§ Requirement
Exact copies of all the records are the expected output.

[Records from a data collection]
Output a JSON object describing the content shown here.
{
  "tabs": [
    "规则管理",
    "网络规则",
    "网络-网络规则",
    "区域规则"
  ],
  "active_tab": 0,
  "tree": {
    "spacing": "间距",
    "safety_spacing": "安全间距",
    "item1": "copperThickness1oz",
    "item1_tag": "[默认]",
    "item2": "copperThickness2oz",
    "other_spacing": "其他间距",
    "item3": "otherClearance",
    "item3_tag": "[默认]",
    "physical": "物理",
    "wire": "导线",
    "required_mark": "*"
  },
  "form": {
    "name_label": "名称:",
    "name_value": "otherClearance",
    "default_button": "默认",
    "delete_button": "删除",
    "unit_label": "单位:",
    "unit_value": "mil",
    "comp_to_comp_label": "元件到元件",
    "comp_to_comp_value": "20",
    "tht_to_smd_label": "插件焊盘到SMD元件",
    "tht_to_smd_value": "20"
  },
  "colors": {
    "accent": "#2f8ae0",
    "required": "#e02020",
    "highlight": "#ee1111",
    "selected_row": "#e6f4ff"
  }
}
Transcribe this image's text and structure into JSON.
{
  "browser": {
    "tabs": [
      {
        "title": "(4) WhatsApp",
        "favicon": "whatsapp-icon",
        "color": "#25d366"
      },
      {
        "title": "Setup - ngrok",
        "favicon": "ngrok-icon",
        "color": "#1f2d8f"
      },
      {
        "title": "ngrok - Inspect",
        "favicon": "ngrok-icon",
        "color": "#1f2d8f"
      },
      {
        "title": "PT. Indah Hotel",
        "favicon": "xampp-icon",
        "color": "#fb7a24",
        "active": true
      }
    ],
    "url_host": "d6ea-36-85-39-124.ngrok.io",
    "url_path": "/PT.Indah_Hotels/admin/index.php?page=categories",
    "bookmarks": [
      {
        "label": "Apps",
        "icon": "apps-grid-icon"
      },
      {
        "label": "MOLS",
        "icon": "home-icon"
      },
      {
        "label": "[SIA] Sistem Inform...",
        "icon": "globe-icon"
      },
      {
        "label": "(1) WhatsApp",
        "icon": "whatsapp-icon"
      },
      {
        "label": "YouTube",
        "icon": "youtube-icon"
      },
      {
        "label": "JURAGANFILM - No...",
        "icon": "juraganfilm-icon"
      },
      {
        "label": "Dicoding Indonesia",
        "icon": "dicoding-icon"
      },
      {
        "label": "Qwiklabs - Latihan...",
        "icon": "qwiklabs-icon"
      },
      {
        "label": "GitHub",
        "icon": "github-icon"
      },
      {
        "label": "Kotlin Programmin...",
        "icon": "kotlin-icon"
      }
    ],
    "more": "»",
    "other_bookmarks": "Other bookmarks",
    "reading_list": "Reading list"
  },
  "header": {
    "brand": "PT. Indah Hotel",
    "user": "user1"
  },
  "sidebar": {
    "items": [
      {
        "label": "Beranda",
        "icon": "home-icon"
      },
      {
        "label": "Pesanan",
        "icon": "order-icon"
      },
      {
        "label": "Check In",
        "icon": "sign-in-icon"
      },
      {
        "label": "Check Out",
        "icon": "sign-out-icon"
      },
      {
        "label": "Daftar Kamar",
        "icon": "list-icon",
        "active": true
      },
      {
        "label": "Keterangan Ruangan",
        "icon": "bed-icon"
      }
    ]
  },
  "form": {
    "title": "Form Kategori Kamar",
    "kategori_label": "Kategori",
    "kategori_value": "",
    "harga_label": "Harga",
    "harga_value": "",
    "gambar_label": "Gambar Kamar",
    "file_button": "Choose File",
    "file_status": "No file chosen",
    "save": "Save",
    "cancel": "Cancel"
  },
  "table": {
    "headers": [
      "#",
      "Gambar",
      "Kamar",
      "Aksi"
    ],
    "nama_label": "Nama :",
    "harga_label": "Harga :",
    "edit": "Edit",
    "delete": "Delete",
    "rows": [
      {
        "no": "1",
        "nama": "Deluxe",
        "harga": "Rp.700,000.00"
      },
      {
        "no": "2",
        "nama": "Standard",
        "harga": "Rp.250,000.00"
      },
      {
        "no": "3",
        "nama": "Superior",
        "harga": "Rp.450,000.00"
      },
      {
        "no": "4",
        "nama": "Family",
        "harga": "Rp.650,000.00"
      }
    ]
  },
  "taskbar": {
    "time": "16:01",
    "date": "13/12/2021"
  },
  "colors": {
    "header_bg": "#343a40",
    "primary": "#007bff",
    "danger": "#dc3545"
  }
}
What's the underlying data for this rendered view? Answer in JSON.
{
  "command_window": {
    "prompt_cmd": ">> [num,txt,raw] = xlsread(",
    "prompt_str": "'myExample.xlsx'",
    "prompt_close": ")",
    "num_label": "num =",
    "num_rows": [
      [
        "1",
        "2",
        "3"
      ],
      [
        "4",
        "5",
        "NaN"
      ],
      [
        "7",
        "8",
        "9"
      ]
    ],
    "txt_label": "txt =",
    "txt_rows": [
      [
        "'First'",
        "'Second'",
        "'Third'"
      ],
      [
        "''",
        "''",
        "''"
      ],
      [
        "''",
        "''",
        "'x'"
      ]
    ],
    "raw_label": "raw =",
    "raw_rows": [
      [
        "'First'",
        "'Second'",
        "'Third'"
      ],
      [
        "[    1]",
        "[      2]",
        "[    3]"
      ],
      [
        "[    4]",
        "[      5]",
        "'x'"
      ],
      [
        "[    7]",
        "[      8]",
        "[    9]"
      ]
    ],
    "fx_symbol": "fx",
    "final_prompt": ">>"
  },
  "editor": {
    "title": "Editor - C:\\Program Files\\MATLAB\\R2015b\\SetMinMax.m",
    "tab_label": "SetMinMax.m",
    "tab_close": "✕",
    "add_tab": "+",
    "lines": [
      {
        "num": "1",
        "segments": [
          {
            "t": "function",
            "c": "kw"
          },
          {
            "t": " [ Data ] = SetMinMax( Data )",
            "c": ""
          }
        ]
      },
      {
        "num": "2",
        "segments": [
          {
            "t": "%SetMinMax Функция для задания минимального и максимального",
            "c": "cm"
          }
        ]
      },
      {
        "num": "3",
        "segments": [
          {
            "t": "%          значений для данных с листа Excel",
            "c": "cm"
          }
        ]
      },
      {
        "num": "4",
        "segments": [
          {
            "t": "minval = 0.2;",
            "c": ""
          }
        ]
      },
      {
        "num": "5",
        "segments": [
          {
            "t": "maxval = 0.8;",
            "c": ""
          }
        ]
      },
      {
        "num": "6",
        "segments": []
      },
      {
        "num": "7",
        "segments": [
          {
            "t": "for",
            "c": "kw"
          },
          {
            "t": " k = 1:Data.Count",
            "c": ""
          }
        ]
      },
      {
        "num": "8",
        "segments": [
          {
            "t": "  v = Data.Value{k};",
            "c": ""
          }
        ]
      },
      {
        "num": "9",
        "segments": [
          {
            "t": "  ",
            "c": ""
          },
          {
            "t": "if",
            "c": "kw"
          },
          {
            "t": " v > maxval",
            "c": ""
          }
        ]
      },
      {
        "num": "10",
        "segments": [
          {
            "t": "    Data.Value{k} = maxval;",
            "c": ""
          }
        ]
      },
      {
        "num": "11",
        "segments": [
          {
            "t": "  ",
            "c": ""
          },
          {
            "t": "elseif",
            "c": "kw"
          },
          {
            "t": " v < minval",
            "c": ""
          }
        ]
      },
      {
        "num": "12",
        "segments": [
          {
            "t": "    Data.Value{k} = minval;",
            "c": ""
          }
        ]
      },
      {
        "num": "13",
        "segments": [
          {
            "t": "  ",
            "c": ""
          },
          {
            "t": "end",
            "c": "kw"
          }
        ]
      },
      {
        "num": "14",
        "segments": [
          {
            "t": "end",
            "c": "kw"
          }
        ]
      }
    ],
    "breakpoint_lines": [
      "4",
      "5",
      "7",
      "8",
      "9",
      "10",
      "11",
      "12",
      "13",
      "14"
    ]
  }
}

§ Your response
Output a JSON object describing the content shown here.
{
  "tabs": [
    "规则管理",
    "网络规则",
    "网络-网络规则",
    "区域规则"
  ],
  "active_tab": 0,
  "tree": {
    "spacing": "间距",
    "safety_spacing": "安全间距",
    "item1": "copperThickness1oz",
    "item1_tag": "[默认]",
    "item2": "copperThickness2oz",
    "other_spacing": "其他间距",
    "item3": "otherClearance",
    "item3_tag": "[默认]",
    "physical": "物理",
    "wire": "导线",
    "required_mark": "*"
  },
  "form": {
    "name_label": "名称:",
    "name_value": "otherClearance",
    "default_button": "默认",
    "delete_button": "删除",
    "unit_label": "单位:",
    "unit_value": "mil",
    "comp_to_comp_label": "元件到元件",
    "comp_to_comp_value": "20",
    "tht_to_smd_label": "插件焊盘到SMD元件",
    "tht_to_smd_value": "20"
  },
  "colors": {
    "accent": "#2f8ae0",
    "required": "#e02020",
    "highlight": "#ee1111",
    "selected_row": "#e6f4ff"
  }
}
Transcribe this image's text and structure into JSON.
{
  "browser": {
    "tabs": [
      {
        "title": "(4) WhatsApp",
        "favicon": "whatsapp-icon",
        "color": "#25d366"
      },
      {
        "title": "Setup - ngrok",
        "favicon": "ngrok-icon",
        "color": "#1f2d8f"
      },
      {
        "title": "ngrok - Inspect",
        "favicon": "ngrok-icon",
        "color": "#1f2d8f"
      },
      {
        "title": "PT. Indah Hotel",
        "favicon": "xampp-icon",
        "color": "#fb7a24",
        "active": true
      }
    ],
    "url_host": "d6ea-36-85-39-124.ngrok.io",
    "url_path": "/PT.Indah_Hotels/admin/index.php?page=categories",
    "bookmarks": [
      {
        "label": "Apps",
        "icon": "apps-grid-icon"
      },
      {
        "label": "MOLS",
        "icon": "home-icon"
      },
      {
        "label": "[SIA] Sistem Inform...",
        "icon": "globe-icon"
      },
      {
        "label": "(1) WhatsApp",
        "icon": "whatsapp-icon"
      },
      {
        "label": "YouTube",
        "icon": "youtube-icon"
      },
      {
        "label": "JURAGANFILM - No...",
        "icon": "juraganfilm-icon"
      },
      {
        "label": "Dicoding Indonesia",
        "icon": "dicoding-icon"
      },
      {
        "label": "Qwiklabs - Latihan...",
        "icon": "qwiklabs-icon"
      },
      {
        "label": "GitHub",
        "icon": "github-icon"
      },
      {
        "label": "Kotlin Programmin...",
        "icon": "kotlin-icon"
      }
    ],
    "more": "»",
    "other_bookmarks": "Other bookmarks",
    "reading_list": "Reading list"
  },
  "header": {
    "brand": "PT. Indah Hotel",
    "user": "user1"
  },
  "sidebar": {
    "items": [
      {
        "label": "Beranda",
        "icon": "home-icon"
      },
      {
        "label": "Pesanan",
        "icon": "order-icon"
      },
      {
        "label": "Check In",
        "icon": "sign-in-icon"
      },
      {
        "label": "Check Out",
        "icon": "sign-out-icon"
      },
      {
        "label": "Daftar Kamar",
        "icon": "list-icon",
        "active": true
      },
      {
        "label": "Keterangan Ruangan",
        "icon": "bed-icon"
      }
    ]
  },
  "form": {
    "title": "Form Kategori Kamar",
    "kategori_label": "Kategori",
    "kategori_value": "",
    "harga_label": "Harga",
    "harga_value": "",
    "gambar_label": "Gambar Kamar",
    "file_button": "Choose File",
    "file_status": "No file chosen",
    "save": "Save",
    "cancel": "Cancel"
  },
  "table": {
    "headers": [
      "#",
      "Gambar",
      "Kamar",
      "Aksi"
    ],
    "nama_label": "Nama :",
    "harga_label": "Harga :",
    "edit": "Edit",
    "delete": "Delete",
    "rows": [
      {
        "no": "1",
        "nama": "Deluxe",
        "harga": "Rp.700,000.00"
      },
      {
        "no": "2",
        "nama": "Standard",
        "harga": "Rp.250,000.00"
      },
      {
        "no": "3",
        "nama": "Superior",
        "harga": "Rp.450,000.00"
      },
      {
        "no": "4",
        "nama": "Family",
        "harga": "Rp.650,000.00"
      }
    ]
  },
  "taskbar": {
    "time": "16:01",
    "date": "13/12/2021"
  },
  "colors": {
    "header_bg": "#343a40",
    "primary": "#007bff",
    "danger": "#dc3545"
  }
}
What's the underlying data for this rendered view? Answer in JSON.
{
  "command_window": {
    "prompt_cmd": ">> [num,txt,raw] = xlsread(",
    "prompt_str": "'myExample.xlsx'",
    "prompt_close": ")",
    "num_label": "num =",
    "num_rows": [
      [
        "1",
        "2",
        "3"
      ],
      [
        "4",
        "5",
        "NaN"
      ],
      [
        "7",
        "8",
        "9"
      ]
    ],
    "txt_label": "txt =",
    "txt_rows": [
      [
        "'First'",
        "'Second'",
        "'Third'"
      ],
      [
        "''",
        "''",
        "''"
      ],
      [
        "''",
        "''",
        "'x'"
      ]
    ],
    "raw_label": "raw =",
    "raw_rows": [
      [
        "'First'",
        "'Second'",
        "'Third'"
      ],
      [
        "[    1]",
        "[      2]",
        "[    3]"
      ],
      [
        "[    4]",
        "[      5]",
        "'x'"
      ],
      [
        "[    7]",
        "[      8]",
        "[    9]"
      ]
    ],
    "fx_symbol": "fx",
    "final_prompt": ">>"
  },
  "editor": {
    "title": "Editor - C:\\Program Files\\MATLAB\\R2015b\\SetMinMax.m",
    "tab_label": "SetMinMax.m",
    "tab_close": "✕",
    "add_tab": "+",
    "lines": [
      {
        "num": "1",
        "segments": [
          {
            "t": "function",
            "c": "kw"
          },
          {
            "t": " [ Data ] = SetMinMax( Data )",
            "c": ""
          }
        ]
      },
      {
        "num": "2",
        "segments": [
          {
            "t": "%SetMinMax Функция для задания минимального и максимального",
            "c": "cm"
          }
        ]
      },
      {
        "num": "3",
        "segments": [
          {
            "t": "%          значений для данных с листа Excel",
            "c": "cm"
          }
        ]
      },
      {
        "num": "4",
        "segments": [
          {
            "t": "minval = 0.2;",
            "c": ""
          }
        ]
      },
      {
        "num": "5",
        "segments": [
          {
            "t": "maxval = 0.8;",
            "c": ""
          }
        ]
      },
      {
        "num": "6",
        "segments": []
      },
      {
        "num": "7",
        "segments": [
          {
            "t": "for",
            "c": "kw"
          },
          {
            "t": " k = 1:Data.Count",
            "c": ""
          }
        ]
      },
      {
        "num": "8",
        "segments": [
          {
            "t": "  v = Data.Value{k};",
            "c": ""
          }
        ]
      },
      {
        "num": "9",
        "segments": [
          {
            "t": "  ",
            "c": ""
          },
          {
            "t": "if",
            "c": "kw"
          },
          {
            "t": " v > maxval",
            "c": ""
          }
        ]
      },
      {
        "num": "10",
        "segments": [
          {
            "t": "    Data.Value{k} = maxval;",
            "c": ""
          }
        ]
      },
      {
        "num": "11",
        "segments": [
          {
            "t": "  ",
            "c": ""
          },
          {
            "t": "elseif",
            "c": "kw"
          },
          {
            "t": " v < minval",
            "c": ""
          }
        ]
      },
      {
        "num": "12",
        "segments": [
          {
            "t": "    Data.Value{k} = minval;",
            "c": ""
          }
        ]
      },
      {
        "num": "13",
        "segments": [
          {
            "t": "  ",
            "c": ""
          },
          {
            "t": "end",
            "c": "kw"
          }
        ]
      },
      {
        "num": "14",
        "segments": [
          {
            "t": "end",
            "c": "kw"
          }
        ]
      }
    ],
    "breakpoint_lines": [
      "4",
      "5",
      "7",
      "8",
      "9",
      "10",
      "11",
      "12",
      "13",
      "14"
    ]
  }
}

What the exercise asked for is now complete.